### Exercise aim
Wherever the word "data" occurs in the listing, copy the whole line.

<<<<

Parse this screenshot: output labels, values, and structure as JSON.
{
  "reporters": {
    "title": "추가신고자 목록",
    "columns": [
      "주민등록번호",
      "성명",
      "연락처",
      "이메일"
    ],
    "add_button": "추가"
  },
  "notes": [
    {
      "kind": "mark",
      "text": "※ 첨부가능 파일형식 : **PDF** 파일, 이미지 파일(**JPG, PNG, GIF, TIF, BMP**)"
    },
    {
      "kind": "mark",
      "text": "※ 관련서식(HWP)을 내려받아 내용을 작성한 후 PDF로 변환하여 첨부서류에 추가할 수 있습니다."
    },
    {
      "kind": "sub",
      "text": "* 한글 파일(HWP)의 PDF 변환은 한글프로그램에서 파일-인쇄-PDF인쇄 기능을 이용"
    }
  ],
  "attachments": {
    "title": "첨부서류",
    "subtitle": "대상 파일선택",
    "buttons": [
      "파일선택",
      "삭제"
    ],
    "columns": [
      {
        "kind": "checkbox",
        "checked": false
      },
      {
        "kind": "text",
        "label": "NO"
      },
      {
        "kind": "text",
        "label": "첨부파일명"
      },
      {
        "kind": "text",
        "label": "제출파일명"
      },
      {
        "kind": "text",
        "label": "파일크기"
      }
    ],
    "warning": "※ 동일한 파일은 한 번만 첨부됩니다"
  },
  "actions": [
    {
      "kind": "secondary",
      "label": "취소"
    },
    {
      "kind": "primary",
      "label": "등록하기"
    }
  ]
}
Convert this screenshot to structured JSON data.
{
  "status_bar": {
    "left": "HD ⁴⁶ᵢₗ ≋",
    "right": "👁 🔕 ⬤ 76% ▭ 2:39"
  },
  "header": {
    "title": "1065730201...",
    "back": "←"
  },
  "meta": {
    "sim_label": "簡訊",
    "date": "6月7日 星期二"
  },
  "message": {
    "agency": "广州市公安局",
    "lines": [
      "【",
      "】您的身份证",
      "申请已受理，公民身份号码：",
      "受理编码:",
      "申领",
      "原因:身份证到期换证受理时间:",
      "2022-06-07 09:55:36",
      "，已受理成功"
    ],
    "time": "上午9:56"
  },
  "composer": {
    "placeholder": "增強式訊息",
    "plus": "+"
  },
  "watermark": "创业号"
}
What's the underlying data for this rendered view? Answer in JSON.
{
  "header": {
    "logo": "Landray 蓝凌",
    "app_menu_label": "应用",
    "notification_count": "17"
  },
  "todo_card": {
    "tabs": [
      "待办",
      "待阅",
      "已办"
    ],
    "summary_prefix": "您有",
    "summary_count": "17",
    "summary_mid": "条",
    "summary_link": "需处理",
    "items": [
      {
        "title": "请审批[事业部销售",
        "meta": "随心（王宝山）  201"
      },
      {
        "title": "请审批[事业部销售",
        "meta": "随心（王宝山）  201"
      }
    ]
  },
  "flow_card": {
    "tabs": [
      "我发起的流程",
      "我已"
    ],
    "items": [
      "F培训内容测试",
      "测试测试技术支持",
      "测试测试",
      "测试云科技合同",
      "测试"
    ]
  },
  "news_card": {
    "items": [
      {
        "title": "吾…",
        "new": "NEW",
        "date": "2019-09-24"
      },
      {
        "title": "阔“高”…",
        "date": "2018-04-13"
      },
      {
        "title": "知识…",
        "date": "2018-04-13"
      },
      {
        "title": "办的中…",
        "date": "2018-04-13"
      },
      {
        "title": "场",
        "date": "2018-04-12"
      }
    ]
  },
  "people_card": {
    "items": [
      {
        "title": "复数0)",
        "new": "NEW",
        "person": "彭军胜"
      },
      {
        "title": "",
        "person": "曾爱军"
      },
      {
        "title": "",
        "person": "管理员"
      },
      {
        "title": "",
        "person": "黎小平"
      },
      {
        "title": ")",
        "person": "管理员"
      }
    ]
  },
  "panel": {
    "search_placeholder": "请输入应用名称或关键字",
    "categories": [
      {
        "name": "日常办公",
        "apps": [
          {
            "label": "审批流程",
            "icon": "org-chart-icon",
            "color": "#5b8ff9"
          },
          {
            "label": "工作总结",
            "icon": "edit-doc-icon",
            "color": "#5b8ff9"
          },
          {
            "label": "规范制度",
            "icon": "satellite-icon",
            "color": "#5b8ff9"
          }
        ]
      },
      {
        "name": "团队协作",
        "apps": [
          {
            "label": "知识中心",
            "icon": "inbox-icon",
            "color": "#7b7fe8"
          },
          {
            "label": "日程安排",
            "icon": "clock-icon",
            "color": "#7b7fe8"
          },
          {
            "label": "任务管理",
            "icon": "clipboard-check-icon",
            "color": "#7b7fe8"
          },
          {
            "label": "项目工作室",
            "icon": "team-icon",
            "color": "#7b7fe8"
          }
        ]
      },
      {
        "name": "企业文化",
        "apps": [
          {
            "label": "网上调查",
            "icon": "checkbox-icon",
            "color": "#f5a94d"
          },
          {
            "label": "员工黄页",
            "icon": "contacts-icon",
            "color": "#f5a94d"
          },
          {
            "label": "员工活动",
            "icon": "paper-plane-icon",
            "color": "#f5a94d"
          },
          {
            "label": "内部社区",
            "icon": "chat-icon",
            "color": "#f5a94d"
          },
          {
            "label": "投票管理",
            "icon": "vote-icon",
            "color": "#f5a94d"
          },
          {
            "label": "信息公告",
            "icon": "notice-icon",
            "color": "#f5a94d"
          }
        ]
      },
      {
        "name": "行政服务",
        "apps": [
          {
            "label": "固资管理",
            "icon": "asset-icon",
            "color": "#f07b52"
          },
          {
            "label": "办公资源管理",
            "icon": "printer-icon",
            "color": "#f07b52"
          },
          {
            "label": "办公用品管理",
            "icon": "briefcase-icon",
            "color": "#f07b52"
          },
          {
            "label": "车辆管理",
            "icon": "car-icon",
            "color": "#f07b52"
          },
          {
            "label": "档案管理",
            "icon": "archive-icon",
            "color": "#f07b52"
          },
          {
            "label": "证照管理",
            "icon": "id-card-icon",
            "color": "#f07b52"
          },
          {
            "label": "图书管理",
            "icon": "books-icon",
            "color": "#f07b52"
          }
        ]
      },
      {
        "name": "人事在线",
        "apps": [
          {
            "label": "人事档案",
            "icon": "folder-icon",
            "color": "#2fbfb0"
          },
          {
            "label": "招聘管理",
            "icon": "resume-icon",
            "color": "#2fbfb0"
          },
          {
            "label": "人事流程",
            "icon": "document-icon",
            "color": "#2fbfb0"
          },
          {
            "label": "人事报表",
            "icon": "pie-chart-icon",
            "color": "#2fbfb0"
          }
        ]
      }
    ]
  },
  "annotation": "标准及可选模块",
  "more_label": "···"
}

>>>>

### Output below
Convert this screenshot to structured JSON data.
What's the underlying data for this rendered view? Answer in JSON.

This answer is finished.